The Waterloo Monument near Ancrum in the Scottish Borders is a 150 foot tower, built between 1817 and 1824 to commemorate the Battle of Waterloo. It was designed by the architect Archibald Elliot, after the original monument designed by William Burn collapsed.
The monument stands on Peniel Heugh, OS ref: NT 653263, a hill between Ancrum and Nisbet, Roxburghshire. Although technically on private land, walkers may park at the Harestanes Visitor Centre and then follow the marked walk to the top of the hill. The tower is not open to the public, however a sign just beyond the locked metal grill at the base of the tower can be seen inside, warning that visitors enter at their own risk. Inside the Monument is a spiral staircase which leads up to the balcony at the top. The balcony encircles the top of the monument.
On 1 May 2011, a temporary zip wire was erected at the monument as part of a fundraising event for the Anthony Nolan charity. The zip wire, built by Vertical Events, is believed to be the longest ever set up in the UK and was 1,500 feet (460 m) long.

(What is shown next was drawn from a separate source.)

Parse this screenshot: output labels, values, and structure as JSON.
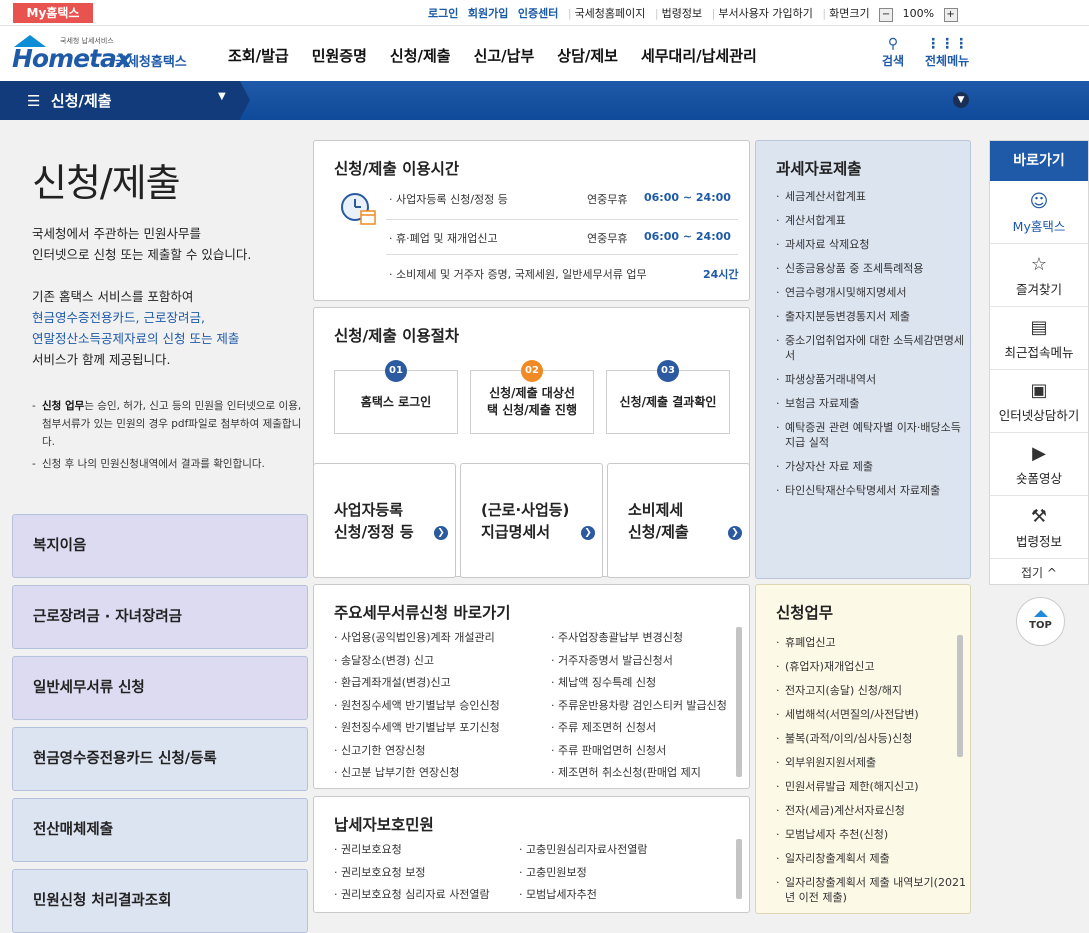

On 28 June 2015, a re-enactment of the Battle of Waterloo was held at Peneilheugh. Peter Snow narrated the story of the Battle as the Re-enactment took place. Welcome speeches were made by Lord Lothian, the Duke of Gloucester and Duke of Wellington. The Jedforest Instrumental Band played before the re-enactment, local pipe bands and military pipe bands also played.